- REQUIRED ACTION -
Repeat, exactly and in full, the lines of the listing below, but without any pictures.

══════

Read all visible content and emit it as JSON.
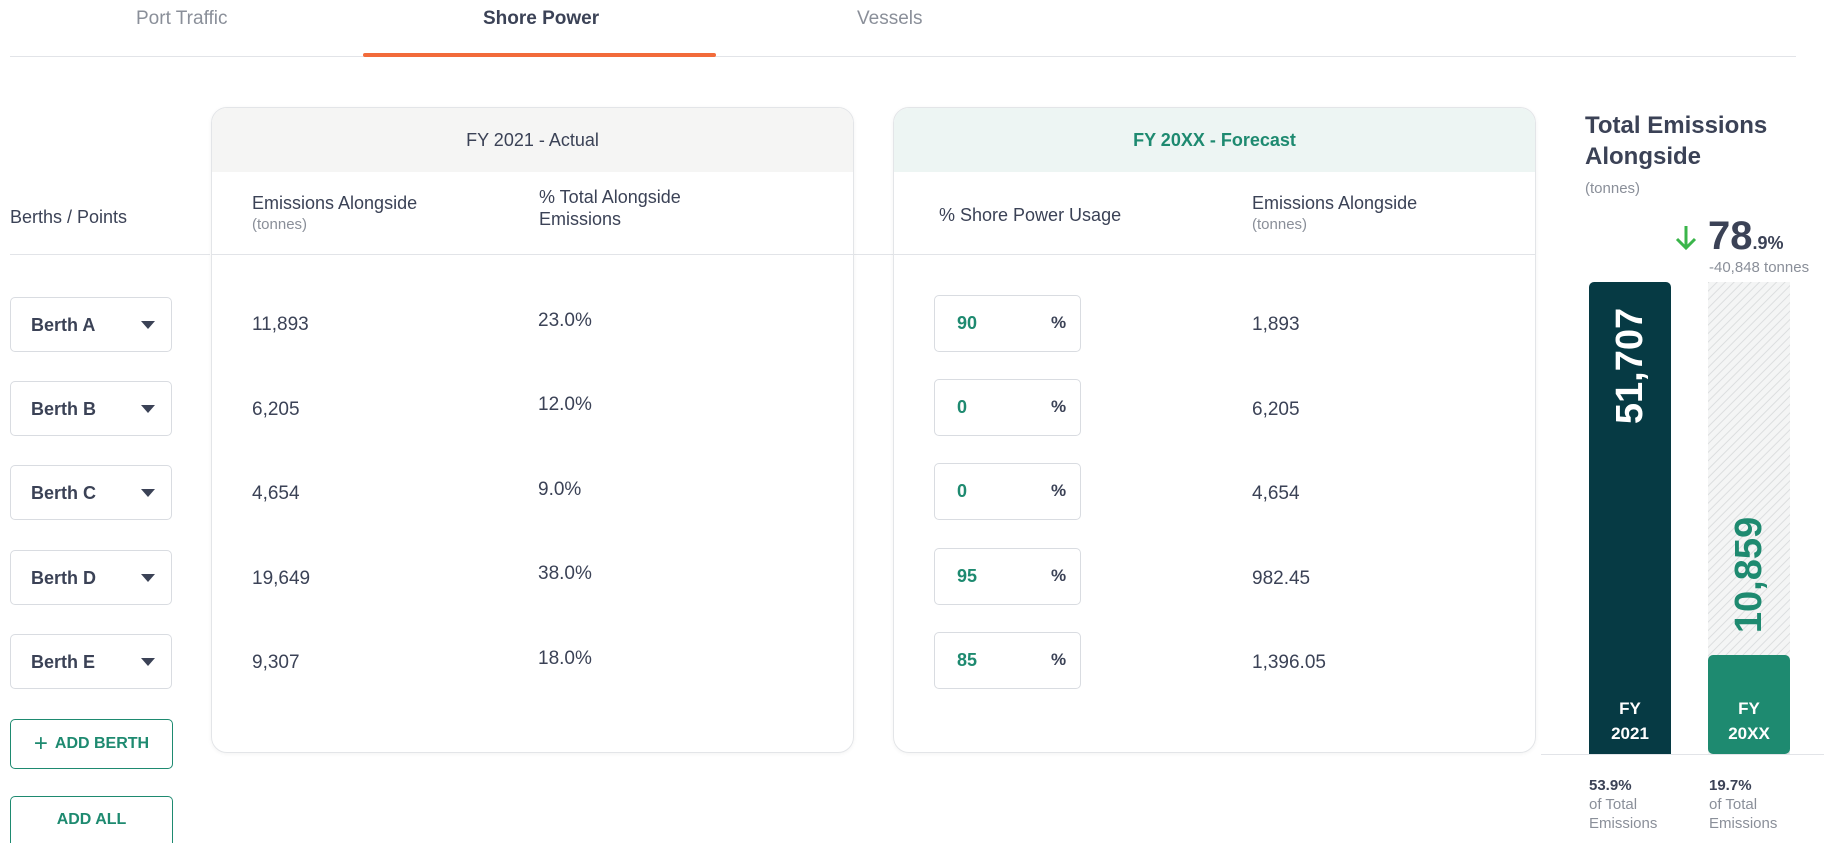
{
  "tabs": [
    {
      "label": "Port Traffic"
    },
    {
      "label": "Shore Power"
    },
    {
      "label": "Vessels"
    }
  ],
  "berths_label": "Berths / Points",
  "actual": {
    "title": "FY 2021 - Actual",
    "col1_title": "Emissions Alongside",
    "col1_unit": "(tonnes)",
    "col2_title_line1": "% Total Alongside",
    "col2_title_line2": "Emissions"
  },
  "forecast": {
    "title": "FY 20XX - Forecast",
    "col1_title": "% Shore Power Usage",
    "col2_title": "Emissions Alongside",
    "col2_unit": "(tonnes)"
  },
  "rows": [
    {
      "berth": "Berth A",
      "emissions": "11,893",
      "pct_total": "23.0%",
      "shore_power": "90",
      "pct_sign": "%",
      "forecast_emissions": "1,893"
    },
    {
      "berth": "Berth B",
      "emissions": "6,205",
      "pct_total": "12.0%",
      "shore_power": "0",
      "pct_sign": "%",
      "forecast_emissions": "6,205"
    },
    {
      "berth": "Berth C",
      "emissions": "4,654",
      "pct_total": "9.0%",
      "shore_power": "0",
      "pct_sign": "%",
      "forecast_emissions": "4,654"
    },
    {
      "berth": "Berth D",
      "emissions": "19,649",
      "pct_total": "38.0%",
      "shore_power": "95",
      "pct_sign": "%",
      "forecast_emissions": "982.45"
    },
    {
      "berth": "Berth E",
      "emissions": "9,307",
      "pct_total": "18.0%",
      "shore_power": "85",
      "pct_sign": "%",
      "forecast_emissions": "1,396.05"
    }
  ],
  "buttons": {
    "add_berth": "ADD BERTH",
    "add_all": "ADD ALL"
  },
  "summary": {
    "title_line1": "Total Emissions",
    "title_line2": "Alongside",
    "unit": "(tonnes)",
    "reduction_main": "78",
    "reduction_decimal": ".9%",
    "reduction_tonnes": "-40,848 tonnes",
    "bar_actual_value": "51,707",
    "bar_actual_label_line1": "FY",
    "bar_actual_label_line2": "2021",
    "bar_forecast_value": "10,859",
    "bar_forecast_label_line1": "FY",
    "bar_forecast_label_line2": "20XX",
    "forecast_fill_fraction": 0.21,
    "actual_pct": "53.9%",
    "actual_pct_sub_line1": "of Total",
    "actual_pct_sub_line2": "Emissions",
    "forecast_pct": "19.7%",
    "forecast_pct_sub_line1": "of Total",
    "forecast_pct_sub_line2": "Emissions"
  },
  "colors": {
    "accent_orange": "#f26b3a",
    "green": "#1e8a70",
    "dark_teal": "#063a44",
    "text": "#3b4256",
    "reduction_arrow": "#3ab54a"
  }
}
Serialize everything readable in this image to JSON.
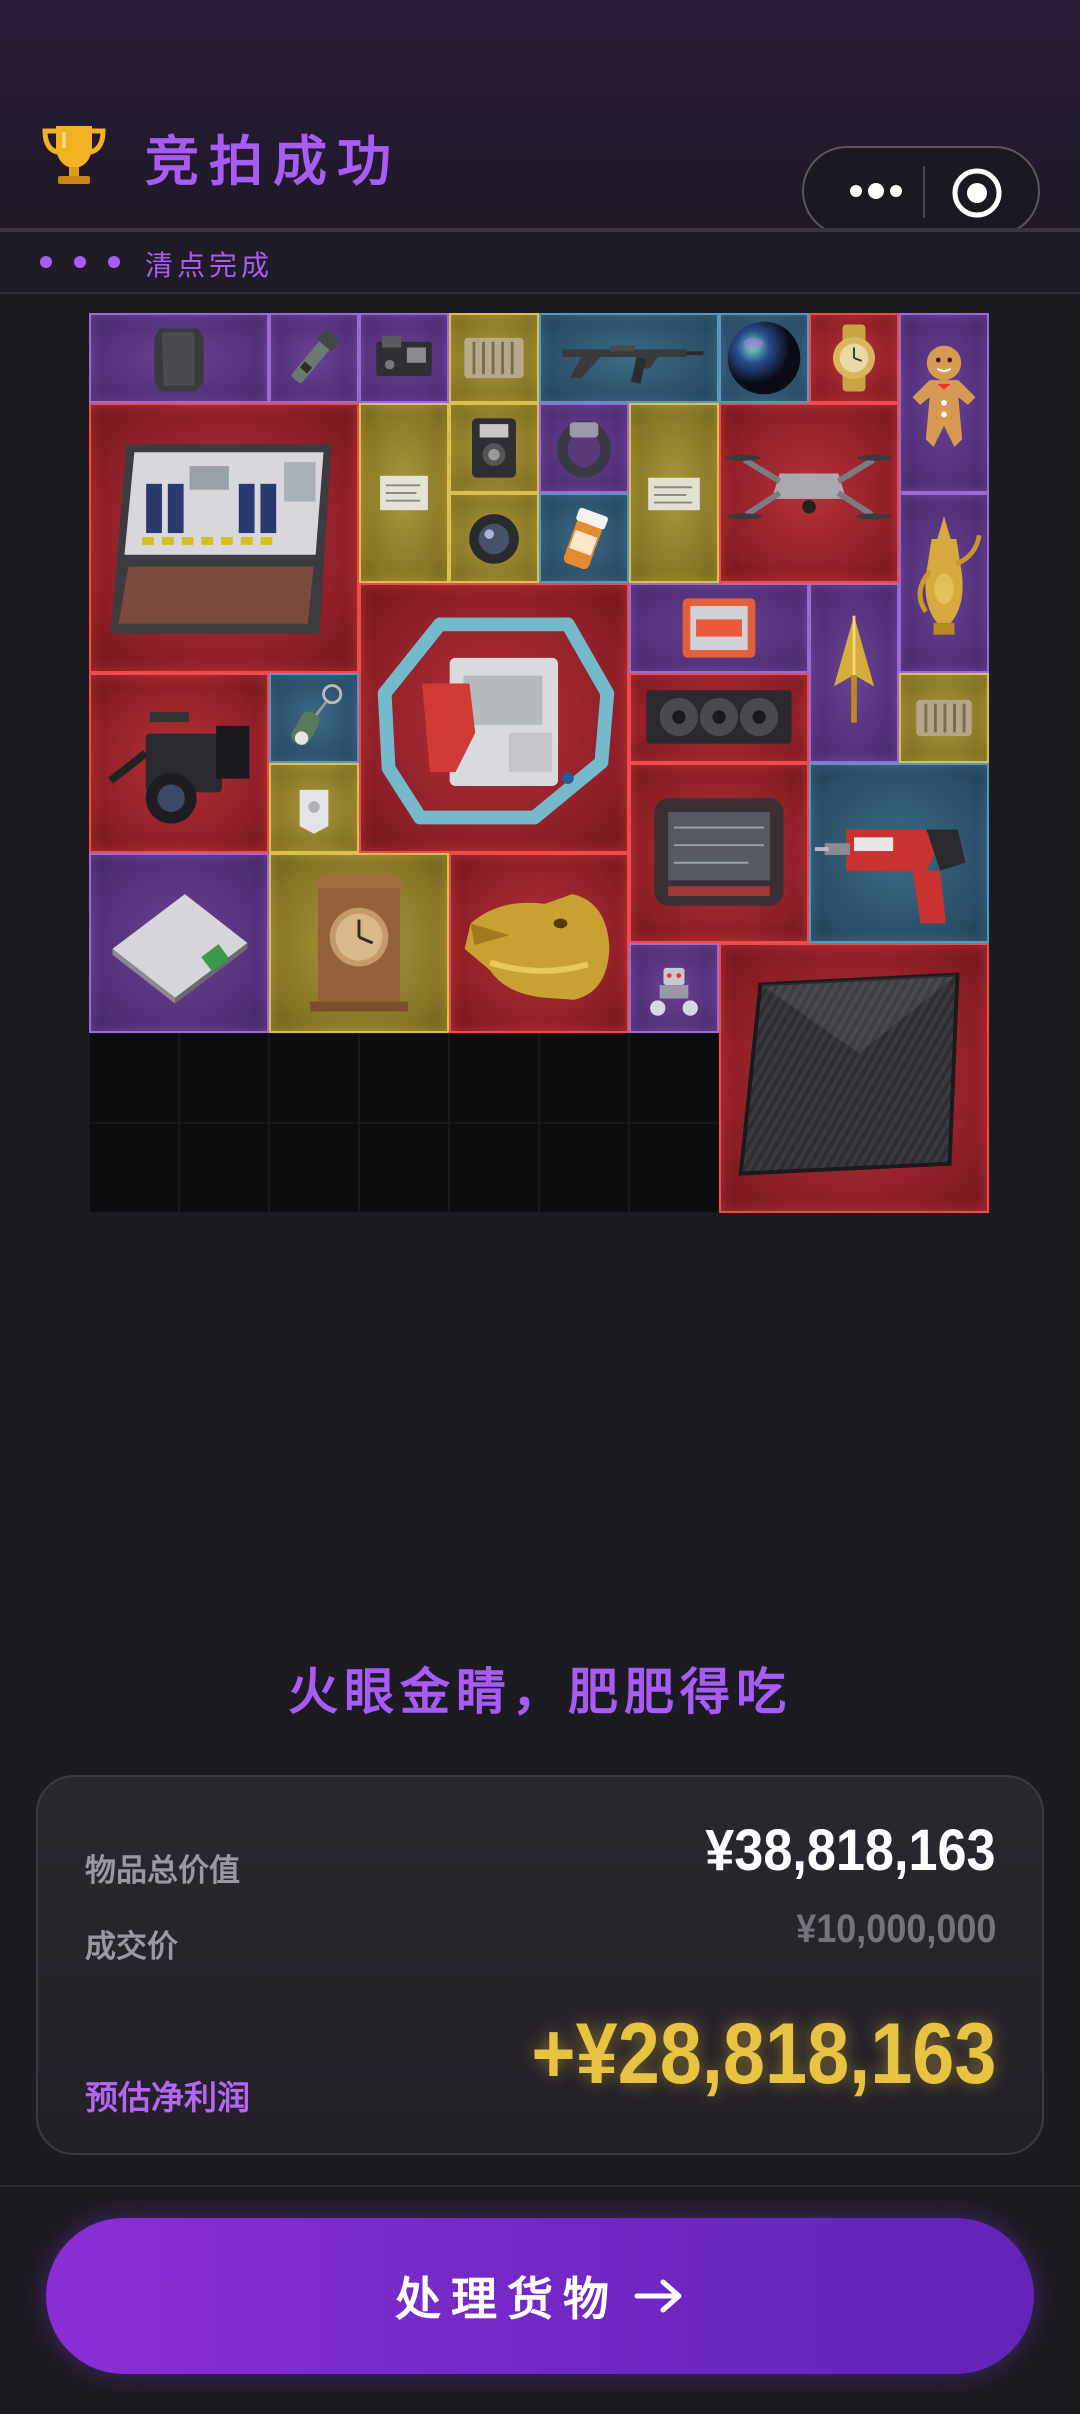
{
  "header": {
    "title": "竞拍成功",
    "status": "清点完成",
    "icons": {
      "trophy": "trophy-icon",
      "more": "more-dots-icon",
      "close": "target-circle-icon"
    }
  },
  "colors": {
    "accent": "#a85cf5",
    "gold": "#e8c241",
    "rarity_red": "#ef4b4e",
    "rarity_gold": "#d9c04f",
    "rarity_purple": "#9a6ad6",
    "rarity_blue": "#5a96c0"
  },
  "items": [
    {
      "name": "armor-plate",
      "rarity": "purple"
    },
    {
      "name": "flashlight",
      "rarity": "purple"
    },
    {
      "name": "circuit-module",
      "rarity": "purple"
    },
    {
      "name": "heatsink",
      "rarity": "gold"
    },
    {
      "name": "assault-rifle",
      "rarity": "blue"
    },
    {
      "name": "iridescent-sphere",
      "rarity": "blue"
    },
    {
      "name": "gold-watch",
      "rarity": "red"
    },
    {
      "name": "gingerbread-man",
      "rarity": "purple"
    },
    {
      "name": "server-rack",
      "rarity": "red"
    },
    {
      "name": "documents",
      "rarity": "gold"
    },
    {
      "name": "electronic-meter",
      "rarity": "gold"
    },
    {
      "name": "ring",
      "rarity": "purple"
    },
    {
      "name": "folder",
      "rarity": "gold"
    },
    {
      "name": "drone",
      "rarity": "red"
    },
    {
      "name": "camera-lens",
      "rarity": "gold"
    },
    {
      "name": "pill-bottle",
      "rarity": "blue"
    },
    {
      "name": "golden-ewer",
      "rarity": "purple"
    },
    {
      "name": "medical-machine",
      "rarity": "red"
    },
    {
      "name": "ssd",
      "rarity": "purple"
    },
    {
      "name": "golden-arrowhead",
      "rarity": "purple"
    },
    {
      "name": "graphics-card",
      "rarity": "red"
    },
    {
      "name": "video-camera",
      "rarity": "red"
    },
    {
      "name": "green-keychain",
      "rarity": "blue"
    },
    {
      "name": "white-key",
      "rarity": "gold"
    },
    {
      "name": "small-heatsink",
      "rarity": "gold"
    },
    {
      "name": "monitor-device",
      "rarity": "red"
    },
    {
      "name": "hammer-drill",
      "rarity": "blue"
    },
    {
      "name": "ssd-drive",
      "rarity": "purple"
    },
    {
      "name": "antique-clock",
      "rarity": "gold"
    },
    {
      "name": "golden-crocodile-head",
      "rarity": "red"
    },
    {
      "name": "robot-toy",
      "rarity": "purple"
    },
    {
      "name": "carbon-panel",
      "rarity": "red"
    }
  ],
  "slogan": "火眼金睛，肥肥得吃",
  "summary": {
    "total_label": "物品总价值",
    "total_value": "¥38,818,163",
    "deal_label": "成交价",
    "deal_value": "¥10,000,000",
    "profit_label": "预估净利润",
    "profit_value": "+¥28,818,163"
  },
  "action": {
    "label": "处理货物",
    "arrow_icon": "arrow-right-icon"
  }
}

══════

- COMPLETED TASK -
Read all visible content and emit it as JSON.
{
  "tabs": [
    {
      "label": "Port Traffic"
    },
    {
      "label": "Shore Power"
    },
    {
      "label": "Vessels"
    }
  ],
  "berths_label": "Berths / Points",
  "actual": {
    "title": "FY 2021 - Actual",
    "col1_title": "Emissions Alongside",
    "col1_unit": "(tonnes)",
    "col2_title_line1": "% Total Alongside",
    "col2_title_line2": "Emissions"
  },
  "forecast": {
    "title": "FY 20XX - Forecast",
    "col1_title": "% Shore Power Usage",
    "col2_title": "Emissions Alongside",
    "col2_unit": "(tonnes)"
  },
  "rows": [
    {
      "berth": "Berth A",
      "emissions": "11,893",
      "pct_total": "23.0%",
      "shore_power": "90",
      "pct_sign": "%",
      "forecast_emissions": "1,893"
    },
    {
      "berth": "Berth B",
      "emissions": "6,205",
      "pct_total": "12.0%",
      "shore_power": "0",
      "pct_sign": "%",
      "forecast_emissions": "6,205"
    },
    {
      "berth": "Berth C",
      "emissions": "4,654",
      "pct_total": "9.0%",
      "shore_power": "0",
      "pct_sign": "%",
      "forecast_emissions": "4,654"
    },
    {
      "berth": "Berth D",
      "emissions": "19,649",
      "pct_total": "38.0%",
      "shore_power": "95",
      "pct_sign": "%",
      "forecast_emissions": "982.45"
    },
    {
      "berth": "Berth E",
      "emissions": "9,307",
      "pct_total": "18.0%",
      "shore_power": "85",
      "pct_sign": "%",
      "forecast_emissions": "1,396.05"
    }
  ],
  "buttons": {
    "add_berth": "ADD BERTH",
    "add_all": "ADD ALL"
  },
  "summary": {
    "title_line1": "Total Emissions",
    "title_line2": "Alongside",
    "unit": "(tonnes)",
    "reduction_main": "78",
    "reduction_decimal": ".9%",
    "reduction_tonnes": "-40,848 tonnes",
    "bar_actual_value": "51,707",
    "bar_actual_label_line1": "FY",
    "bar_actual_label_line2": "2021",
    "bar_forecast_value": "10,859",
    "bar_forecast_label_line1": "FY",
    "bar_forecast_label_line2": "20XX",
    "forecast_fill_fraction": 0.21,
    "actual_pct": "53.9%",
    "actual_pct_sub_line1": "of Total",
    "actual_pct_sub_line2": "Emissions",
    "forecast_pct": "19.7%",
    "forecast_pct_sub_line1": "of Total",
    "forecast_pct_sub_line2": "Emissions"
  },
  "colors": {
    "accent_orange": "#f26b3a",
    "green": "#1e8a70",
    "dark_teal": "#063a44",
    "text": "#3b4256",
    "reduction_arrow": "#3ab54a"
  }
}
Serialize everything readable in this image to JSON.
{
  "header": {
    "title": "竞拍成功",
    "status": "清点完成",
    "icons": {
      "trophy": "trophy-icon",
      "more": "more-dots-icon",
      "close": "target-circle-icon"
    }
  },
  "colors": {
    "accent": "#a85cf5",
    "gold": "#e8c241",
    "rarity_red": "#ef4b4e",
    "rarity_gold": "#d9c04f",
    "rarity_purple": "#9a6ad6",
    "rarity_blue": "#5a96c0"
  },
  "items": [
    {
      "name": "armor-plate",
      "rarity": "purple"
    },
    {
      "name": "flashlight",
      "rarity": "purple"
    },
    {
      "name": "circuit-module",
      "rarity": "purple"
    },
    {
      "name": "heatsink",
      "rarity": "gold"
    },
    {
      "name": "assault-rifle",
      "rarity": "blue"
    },
    {
      "name": "iridescent-sphere",
      "rarity": "blue"
    },
    {
      "name": "gold-watch",
      "rarity": "red"
    },
    {
      "name": "gingerbread-man",
      "rarity": "purple"
    },
    {
      "name": "server-rack",
      "rarity": "red"
    },
    {
      "name": "documents",
      "rarity": "gold"
    },
    {
      "name": "electronic-meter",
      "rarity": "gold"
    },
    {
      "name": "ring",
      "rarity": "purple"
    },
    {
      "name": "folder",
      "rarity": "gold"
    },
    {
      "name": "drone",
      "rarity": "red"
    },
    {
      "name": "camera-lens",
      "rarity": "gold"
    },
    {
      "name": "pill-bottle",
      "rarity": "blue"
    },
    {
      "name": "golden-ewer",
      "rarity": "purple"
    },
    {
      "name": "medical-machine",
      "rarity": "red"
    },
    {
      "name": "ssd",
      "rarity": "purple"
    },
    {
      "name": "golden-arrowhead",
      "rarity": "purple"
    },
    {
      "name": "graphics-card",
      "rarity": "red"
    },
    {
      "name": "video-camera",
      "rarity": "red"
    },
    {
      "name": "green-keychain",
      "rarity": "blue"
    },
    {
      "name": "white-key",
      "rarity": "gold"
    },
    {
      "name": "small-heatsink",
      "rarity": "gold"
    },
    {
      "name": "monitor-device",
      "rarity": "red"
    },
    {
      "name": "hammer-drill",
      "rarity": "blue"
    },
    {
      "name": "ssd-drive",
      "rarity": "purple"
    },
    {
      "name": "antique-clock",
      "rarity": "gold"
    },
    {
      "name": "golden-crocodile-head",
      "rarity": "red"
    },
    {
      "name": "robot-toy",
      "rarity": "purple"
    },
    {
      "name": "carbon-panel",
      "rarity": "red"
    }
  ],
  "slogan": "火眼金睛，肥肥得吃",
  "summary": {
    "total_label": "物品总价值",
    "total_value": "¥38,818,163",
    "deal_label": "成交价",
    "deal_value": "¥10,000,000",
    "profit_label": "预估净利润",
    "profit_value": "+¥28,818,163"
  },
  "action": {
    "label": "处理货物",
    "arrow_icon": "arrow-right-icon"
  }
}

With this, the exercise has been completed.